Records from a data collection:

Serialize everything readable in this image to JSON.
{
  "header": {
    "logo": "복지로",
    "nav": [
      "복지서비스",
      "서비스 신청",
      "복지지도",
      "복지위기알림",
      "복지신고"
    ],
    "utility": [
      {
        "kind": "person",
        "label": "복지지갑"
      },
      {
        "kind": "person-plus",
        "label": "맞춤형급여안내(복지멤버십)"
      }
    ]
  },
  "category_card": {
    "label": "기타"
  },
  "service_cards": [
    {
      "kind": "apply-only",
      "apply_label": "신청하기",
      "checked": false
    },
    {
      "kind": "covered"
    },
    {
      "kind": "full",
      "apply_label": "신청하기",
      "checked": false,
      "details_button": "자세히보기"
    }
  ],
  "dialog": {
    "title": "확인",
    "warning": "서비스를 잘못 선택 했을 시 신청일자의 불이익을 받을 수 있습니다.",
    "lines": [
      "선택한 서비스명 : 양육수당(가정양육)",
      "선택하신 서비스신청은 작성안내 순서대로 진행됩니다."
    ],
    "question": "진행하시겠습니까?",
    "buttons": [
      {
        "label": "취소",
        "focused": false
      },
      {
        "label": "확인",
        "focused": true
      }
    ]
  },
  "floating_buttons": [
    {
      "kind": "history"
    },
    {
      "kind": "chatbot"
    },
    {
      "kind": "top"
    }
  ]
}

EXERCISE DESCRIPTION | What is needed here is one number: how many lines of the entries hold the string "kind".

TASK RESPONSE | 8